My 5-year-old also enjoyed crawling through the life-sized model of the titanoboa, the largest snake to ever live. We learned about snakes of today and viewed an anaconda skin. It was also fun to look at X-rays of some unfortunate snakes and trying to figure out what they had swallowed
We also learn about some animals that emerged after the dinosaurs such as the elephant bird, which was the heaviest birds that ever lived and disappeared in the 1600s, and sabor-toothed cats.The Weird World also includes an area to learn about a crystal cave and why the same conditions that allow the crystals to grow are also harmful to humans. You can climb inside a replica of a cooling suit used by scientists to explore such caves. This is one of the many fabulous photo opportunities in the exhibition.
You can also touch a real iron meteorite and compare it with granite found on earth as you learn about how an meteorite’s impact affects our planet. A meterorite from Mars is also viewable.The next area we explored was the Wonderful World of Mr. Ripley. I loved looking at some of the old Ripley comics that I remember from my childhood. Near the end of the exhibition there are some of Ripley’s cartoons featuring the city of Cleveland.You can sit next to an old-fashioned radio and listen to segments of Mr. Ripley’s radio show. Some of the artifacts that Mr. Ripley collected from around the globe are also on display. This was probably the least interactive of all the sections, and my 5-year-old’s least favorite, but I observed many older kids and adults spending a great amount of time exploring this area. In Cultural Practices, we spent a lot of time at the Bug Bistro. My daughter became an expert in entomophagy, the practice of eating bugs, with this interactive food truck. Did you know that entomophagy is both nutritious and environmentally friendly? The Bug Bistro even claims it is delicious.
We also learned about the science behind sword swallowing and touched an actual sword used by a famous sword swallower.
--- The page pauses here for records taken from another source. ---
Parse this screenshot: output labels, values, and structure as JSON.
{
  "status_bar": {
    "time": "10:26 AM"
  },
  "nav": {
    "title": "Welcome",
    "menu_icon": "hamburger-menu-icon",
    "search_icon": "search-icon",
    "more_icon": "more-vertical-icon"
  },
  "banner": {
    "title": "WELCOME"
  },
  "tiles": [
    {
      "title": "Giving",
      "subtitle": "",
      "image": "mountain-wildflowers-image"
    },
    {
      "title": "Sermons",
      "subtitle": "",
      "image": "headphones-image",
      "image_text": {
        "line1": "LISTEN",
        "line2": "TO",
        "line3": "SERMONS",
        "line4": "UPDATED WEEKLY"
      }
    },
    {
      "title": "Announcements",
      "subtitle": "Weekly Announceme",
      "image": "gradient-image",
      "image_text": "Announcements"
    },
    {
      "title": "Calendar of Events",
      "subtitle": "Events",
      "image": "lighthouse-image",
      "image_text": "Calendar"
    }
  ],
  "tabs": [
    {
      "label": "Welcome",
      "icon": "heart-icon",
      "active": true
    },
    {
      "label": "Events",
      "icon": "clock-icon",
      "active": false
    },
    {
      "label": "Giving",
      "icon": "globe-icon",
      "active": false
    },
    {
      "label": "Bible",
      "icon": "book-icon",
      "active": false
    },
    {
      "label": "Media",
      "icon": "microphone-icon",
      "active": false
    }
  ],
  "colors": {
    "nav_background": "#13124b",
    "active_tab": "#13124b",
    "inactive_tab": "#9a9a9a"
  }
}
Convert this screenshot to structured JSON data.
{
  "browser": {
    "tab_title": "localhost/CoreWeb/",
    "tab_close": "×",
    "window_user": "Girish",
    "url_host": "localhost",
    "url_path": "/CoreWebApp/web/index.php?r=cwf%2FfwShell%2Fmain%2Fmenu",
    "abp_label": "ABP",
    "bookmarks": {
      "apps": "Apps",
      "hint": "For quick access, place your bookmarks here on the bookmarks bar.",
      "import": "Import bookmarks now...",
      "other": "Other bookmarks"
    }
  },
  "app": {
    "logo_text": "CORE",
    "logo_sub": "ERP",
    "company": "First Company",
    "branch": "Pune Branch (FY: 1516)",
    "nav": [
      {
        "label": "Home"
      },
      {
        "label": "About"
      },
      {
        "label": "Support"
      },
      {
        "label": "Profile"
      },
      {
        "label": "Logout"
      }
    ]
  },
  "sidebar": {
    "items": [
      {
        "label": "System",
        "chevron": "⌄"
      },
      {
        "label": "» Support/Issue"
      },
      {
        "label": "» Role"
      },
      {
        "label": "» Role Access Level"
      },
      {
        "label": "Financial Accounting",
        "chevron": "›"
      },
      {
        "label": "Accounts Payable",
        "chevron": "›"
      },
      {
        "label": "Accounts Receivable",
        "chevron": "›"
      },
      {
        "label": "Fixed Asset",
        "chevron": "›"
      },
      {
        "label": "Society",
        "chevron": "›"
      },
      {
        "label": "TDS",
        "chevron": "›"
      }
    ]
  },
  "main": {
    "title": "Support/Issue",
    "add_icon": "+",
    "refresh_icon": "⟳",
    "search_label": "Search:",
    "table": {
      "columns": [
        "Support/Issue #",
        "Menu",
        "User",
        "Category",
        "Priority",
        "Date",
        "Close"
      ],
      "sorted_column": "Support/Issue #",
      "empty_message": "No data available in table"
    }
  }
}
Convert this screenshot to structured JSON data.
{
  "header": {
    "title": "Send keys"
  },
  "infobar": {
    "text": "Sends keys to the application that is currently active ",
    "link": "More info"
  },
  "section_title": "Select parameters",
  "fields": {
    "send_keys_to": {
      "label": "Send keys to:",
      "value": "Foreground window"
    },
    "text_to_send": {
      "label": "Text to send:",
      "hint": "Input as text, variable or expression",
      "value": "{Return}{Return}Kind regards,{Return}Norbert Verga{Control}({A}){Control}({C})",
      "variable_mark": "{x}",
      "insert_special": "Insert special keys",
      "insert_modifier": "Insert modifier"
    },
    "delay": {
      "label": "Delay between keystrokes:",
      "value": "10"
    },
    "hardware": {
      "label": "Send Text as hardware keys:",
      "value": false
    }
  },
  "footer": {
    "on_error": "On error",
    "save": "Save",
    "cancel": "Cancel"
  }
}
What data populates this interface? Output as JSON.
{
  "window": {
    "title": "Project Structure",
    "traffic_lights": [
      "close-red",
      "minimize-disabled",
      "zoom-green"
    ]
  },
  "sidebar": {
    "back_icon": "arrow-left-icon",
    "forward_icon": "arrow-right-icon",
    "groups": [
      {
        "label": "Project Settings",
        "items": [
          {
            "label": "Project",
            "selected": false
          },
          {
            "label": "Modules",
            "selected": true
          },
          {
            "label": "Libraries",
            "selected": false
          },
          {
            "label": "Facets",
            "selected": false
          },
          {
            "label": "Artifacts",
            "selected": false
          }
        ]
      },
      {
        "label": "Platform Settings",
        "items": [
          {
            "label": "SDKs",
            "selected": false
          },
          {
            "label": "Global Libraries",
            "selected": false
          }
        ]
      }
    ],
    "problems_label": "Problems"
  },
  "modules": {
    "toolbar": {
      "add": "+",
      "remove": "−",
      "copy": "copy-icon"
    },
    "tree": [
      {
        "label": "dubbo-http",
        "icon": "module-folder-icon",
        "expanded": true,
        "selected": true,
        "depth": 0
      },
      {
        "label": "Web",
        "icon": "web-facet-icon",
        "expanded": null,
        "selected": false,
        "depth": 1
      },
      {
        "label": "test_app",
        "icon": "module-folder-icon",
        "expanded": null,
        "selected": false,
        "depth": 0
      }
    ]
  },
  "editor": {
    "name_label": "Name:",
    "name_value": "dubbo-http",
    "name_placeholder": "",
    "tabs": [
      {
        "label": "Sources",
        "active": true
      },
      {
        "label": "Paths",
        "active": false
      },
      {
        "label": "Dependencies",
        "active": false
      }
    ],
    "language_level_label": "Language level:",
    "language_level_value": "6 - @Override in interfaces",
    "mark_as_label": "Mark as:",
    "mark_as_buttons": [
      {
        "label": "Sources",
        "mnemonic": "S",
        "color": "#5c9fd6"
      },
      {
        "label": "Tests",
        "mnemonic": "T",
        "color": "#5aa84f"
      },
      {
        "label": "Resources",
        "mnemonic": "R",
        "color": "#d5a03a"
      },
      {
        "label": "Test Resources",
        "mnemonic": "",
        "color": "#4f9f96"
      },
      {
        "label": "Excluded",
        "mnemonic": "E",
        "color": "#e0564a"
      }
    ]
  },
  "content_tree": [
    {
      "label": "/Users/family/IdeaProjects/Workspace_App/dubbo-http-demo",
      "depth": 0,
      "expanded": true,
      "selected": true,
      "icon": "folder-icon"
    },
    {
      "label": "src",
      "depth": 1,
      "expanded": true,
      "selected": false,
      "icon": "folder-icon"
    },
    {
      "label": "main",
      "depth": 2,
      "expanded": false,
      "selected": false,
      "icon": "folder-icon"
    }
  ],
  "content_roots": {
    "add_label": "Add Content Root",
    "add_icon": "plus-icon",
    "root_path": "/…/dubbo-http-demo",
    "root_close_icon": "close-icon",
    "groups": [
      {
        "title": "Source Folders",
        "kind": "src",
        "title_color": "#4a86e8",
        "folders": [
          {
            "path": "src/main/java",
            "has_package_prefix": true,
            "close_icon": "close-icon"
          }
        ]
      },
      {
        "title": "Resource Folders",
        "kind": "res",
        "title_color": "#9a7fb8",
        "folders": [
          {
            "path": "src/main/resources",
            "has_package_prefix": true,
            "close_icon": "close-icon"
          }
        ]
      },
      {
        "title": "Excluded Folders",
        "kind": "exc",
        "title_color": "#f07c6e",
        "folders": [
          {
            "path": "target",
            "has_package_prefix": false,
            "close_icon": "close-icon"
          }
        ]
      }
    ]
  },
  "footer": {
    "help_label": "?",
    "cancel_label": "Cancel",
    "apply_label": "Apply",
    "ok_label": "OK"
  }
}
I feel like no Ripley exhibit would be complete without a shrunken head. Of course, this exhibit goes far beyond the theatrical display. You learn about the science behind this practice as well as the cultural beliefs associated with it.
You also learn about different types of body modification from around the world. My daughter loved learning about why a temporary tattoo is removable while other tattoos are not.The Gallery of the Unexpected is much more viewing with a little less interaction. However, my 5-year-old found this part fascinating. It is one of those exhibits that makes you just think Why? There are tiny sculpture that sit in the eye of a needle that you view through microscopes, insect sculptures made from human hair, a Rolls Royce made out of matchsticks, phone book sculptures, and more.
My favorite area is Perceptions and Illusions. First there is no joy like that of a child dancing front of a screen watching her computer-generated “shadow” dance with her in bright, changing colors. I must admit. I had to join in the action as well.
There are also interactive optical illusions as well as an auditory illusion. Have you ever heard of the McGurk Effect? Visit the exhibit to find out. It will blow you away!
Obviously, we loved this special exhibition. I can’t wait to share it with my older 3 kids as well. One of the best things about the exhibit is that admission is included in your admission to the Great Lakes Science Center. The Science of Ripley’s Believe It or Not is in Cleveland until April 24, 2016. You definitely don’t want to miss it!